There was a very interesting article in the Telegraph U.K. talking about audience responses & behaviour during a concert. Click here to ready the full article. This is a different take on how audiences respond & what is acceptable. I think there is a line one should not cross in any given situation.
I attended a great concert by a popular group. There were two ladies behind us who kept talking about how cute "he" looked in his leather jacket and how many places she had travelled to see him. This time she had flown all the way from Vancouver to Toronto to see "him". As the discussion really had nothing to do with the music at hand, I finally turned around and asked them to step out to talk or start listening, PLEASE. I don't think I was out of line and they did cease the chat and seemed to be listening.
I have always thought that any behaviour is acceptable as long as it doesn't interrupt another's enjoyment of the event. The screaming that used to happen when the Beatles or the like sang was and still is a really pain, in my opinion.
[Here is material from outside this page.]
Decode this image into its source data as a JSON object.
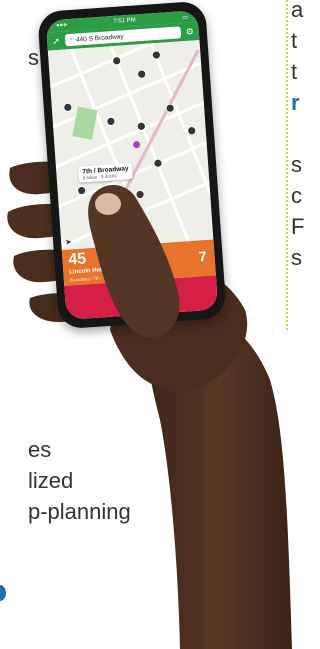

So how should an audience behave?
1. Standing - I attended a Jon Bonjovi concert (fabulous by the way) and the young people in front of us were enjoying some mood enhancing smoke by times but stopped their friends from standing in front of us when we hadn't chosen to stand. It was a unwritten law apparently. However, we all stood and swayed to the ballads but only if the people behind us were. I like that "rule".
2. Shouting or singing - Sometimes the performers encourage singing along or answering etc. No problem there. If you are interrupting others, I feel it is unacceptable. They paid money (lots of it usually) to hear the person on stage not you.
3. Swaying or waving. Again if the crowd is doing it or your movement isn't interfering or you have checked with your near neighbours (eye contact counts) then by all means feel the music. There are times when I want to get up and dance. I will either dance my fingers on my lap or escape to the lobby and dance. When you gotta, you gotta.
4. Clapping & Hooting & Standing - At the end of a piece, clap or hoot or whistle your praise but please oh please save the standing "O" for really great, above average performance.
5. Etiquette - I love proper orchestral etiquette with the first violinist coming in first, tuning the orchestra and then the conductor. All of that is so historical and sets the tone. I think we can teach others by quietly continuing the applause at the correct time. For instance, not applauding between movements so that the piece can flow in its entirety. If someone applauds incorrectly, we can just stay still and perhaps it will catch on. If not, it isn't the end of the world.
Truly, the most important thing is that people go to the concerts. Hopefully, they will be thoughtful of others. Just as hopefully, others will be accepting of different styles of enjoyment and not get their knickers in a knot over small indiscretions. Go, listen, enjoy and applaud.